::: SOURCE MATERIAL :::

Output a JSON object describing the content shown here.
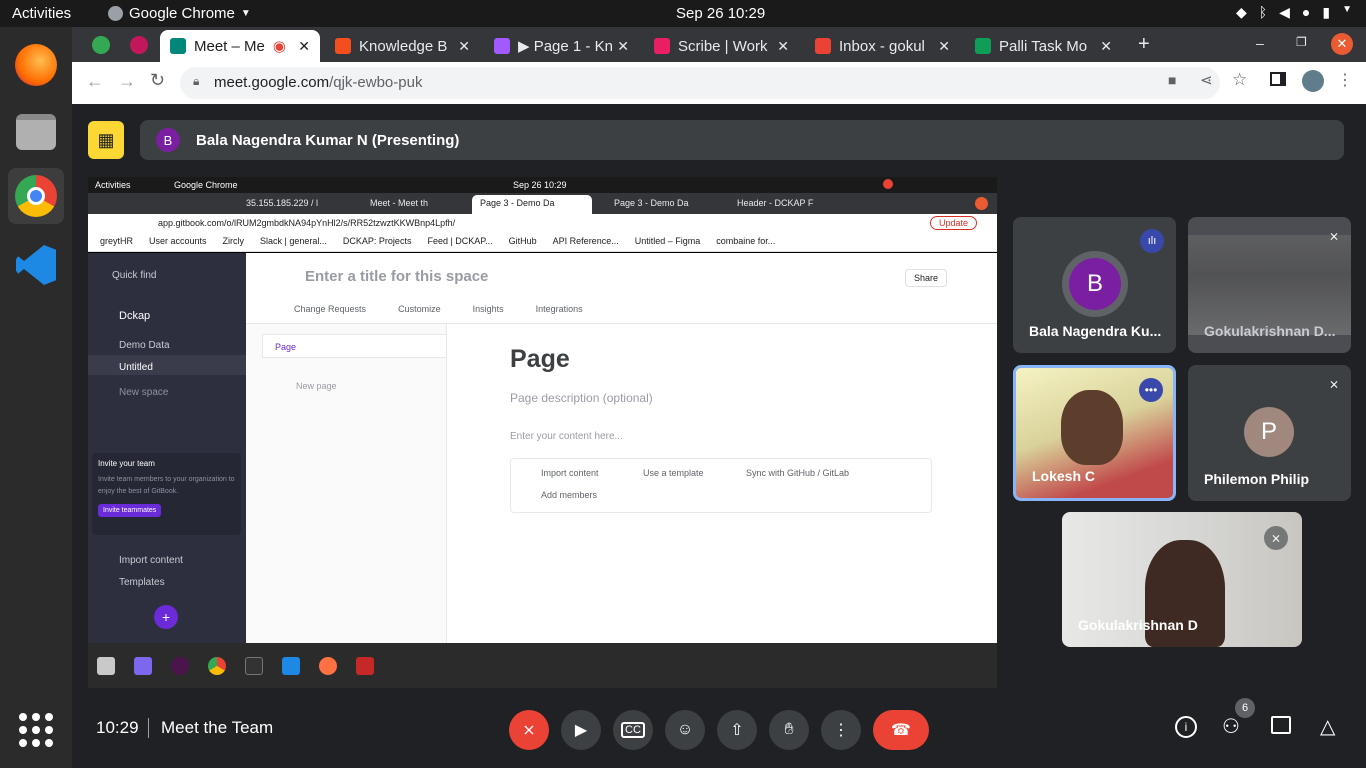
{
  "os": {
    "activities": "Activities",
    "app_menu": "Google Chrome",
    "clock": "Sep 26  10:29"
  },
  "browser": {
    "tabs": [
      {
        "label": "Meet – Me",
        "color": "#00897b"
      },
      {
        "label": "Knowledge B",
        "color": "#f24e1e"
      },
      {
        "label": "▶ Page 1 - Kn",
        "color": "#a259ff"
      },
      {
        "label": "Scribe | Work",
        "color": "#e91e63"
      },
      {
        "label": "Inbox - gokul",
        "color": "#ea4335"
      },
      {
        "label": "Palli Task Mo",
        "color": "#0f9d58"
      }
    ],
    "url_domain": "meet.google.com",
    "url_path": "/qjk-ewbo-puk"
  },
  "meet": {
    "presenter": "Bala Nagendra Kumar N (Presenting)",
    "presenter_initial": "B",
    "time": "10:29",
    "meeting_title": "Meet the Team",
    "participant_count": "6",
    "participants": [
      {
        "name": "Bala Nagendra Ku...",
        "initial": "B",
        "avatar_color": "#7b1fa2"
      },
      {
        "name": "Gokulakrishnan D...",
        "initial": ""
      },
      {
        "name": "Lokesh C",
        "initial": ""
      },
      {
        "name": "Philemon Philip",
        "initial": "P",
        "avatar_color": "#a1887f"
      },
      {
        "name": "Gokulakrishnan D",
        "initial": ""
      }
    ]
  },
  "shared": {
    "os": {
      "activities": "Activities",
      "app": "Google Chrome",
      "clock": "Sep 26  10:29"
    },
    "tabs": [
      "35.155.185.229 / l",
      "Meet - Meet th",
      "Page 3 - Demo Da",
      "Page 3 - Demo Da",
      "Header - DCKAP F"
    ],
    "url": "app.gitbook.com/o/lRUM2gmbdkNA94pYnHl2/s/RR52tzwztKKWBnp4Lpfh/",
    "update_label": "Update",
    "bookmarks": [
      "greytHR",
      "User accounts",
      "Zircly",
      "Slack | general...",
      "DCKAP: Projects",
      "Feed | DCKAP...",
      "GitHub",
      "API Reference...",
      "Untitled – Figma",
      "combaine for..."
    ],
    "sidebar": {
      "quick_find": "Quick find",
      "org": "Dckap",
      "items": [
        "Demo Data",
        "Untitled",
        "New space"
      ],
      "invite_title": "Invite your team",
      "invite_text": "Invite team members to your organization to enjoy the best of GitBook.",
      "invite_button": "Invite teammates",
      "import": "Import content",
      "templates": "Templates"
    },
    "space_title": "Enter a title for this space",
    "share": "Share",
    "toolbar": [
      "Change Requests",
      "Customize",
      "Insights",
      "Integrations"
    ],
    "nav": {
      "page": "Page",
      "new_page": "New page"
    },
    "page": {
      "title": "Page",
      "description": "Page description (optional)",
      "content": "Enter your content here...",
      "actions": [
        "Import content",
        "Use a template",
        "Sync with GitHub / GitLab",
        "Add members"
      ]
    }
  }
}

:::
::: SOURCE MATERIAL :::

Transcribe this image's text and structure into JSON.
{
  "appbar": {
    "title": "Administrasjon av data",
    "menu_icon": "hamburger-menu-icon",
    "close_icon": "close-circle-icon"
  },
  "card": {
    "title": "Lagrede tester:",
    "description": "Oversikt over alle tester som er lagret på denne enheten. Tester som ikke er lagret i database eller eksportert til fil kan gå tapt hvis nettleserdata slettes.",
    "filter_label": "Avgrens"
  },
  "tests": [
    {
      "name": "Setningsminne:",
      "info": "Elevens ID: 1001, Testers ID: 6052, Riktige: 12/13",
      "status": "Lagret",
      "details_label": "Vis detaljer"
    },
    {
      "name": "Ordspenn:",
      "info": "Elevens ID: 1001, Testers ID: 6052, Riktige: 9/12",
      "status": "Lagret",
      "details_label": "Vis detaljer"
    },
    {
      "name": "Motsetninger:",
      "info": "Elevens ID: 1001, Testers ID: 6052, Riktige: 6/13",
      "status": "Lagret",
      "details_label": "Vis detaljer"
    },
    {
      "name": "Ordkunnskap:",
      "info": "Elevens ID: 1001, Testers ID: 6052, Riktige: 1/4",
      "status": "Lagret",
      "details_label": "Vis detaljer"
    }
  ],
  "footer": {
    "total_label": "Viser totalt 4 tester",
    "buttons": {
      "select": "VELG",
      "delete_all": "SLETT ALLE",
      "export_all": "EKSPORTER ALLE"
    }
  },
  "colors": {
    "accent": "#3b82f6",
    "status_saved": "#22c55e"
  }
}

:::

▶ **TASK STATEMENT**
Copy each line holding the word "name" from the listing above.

▶ **TASK RESULT**
        "name": "Bala Nagendra Ku...",
        "name": "Gokulakrishnan D...",
        "name": "Lokesh C",
        "name": "Philemon Philip",
        "name": "Gokulakrishnan D",
      "name": "Setningsminne:",
      "name": "Ordspenn:",
      "name": "Motsetninger:",
      "name": "Ordkunnskap:",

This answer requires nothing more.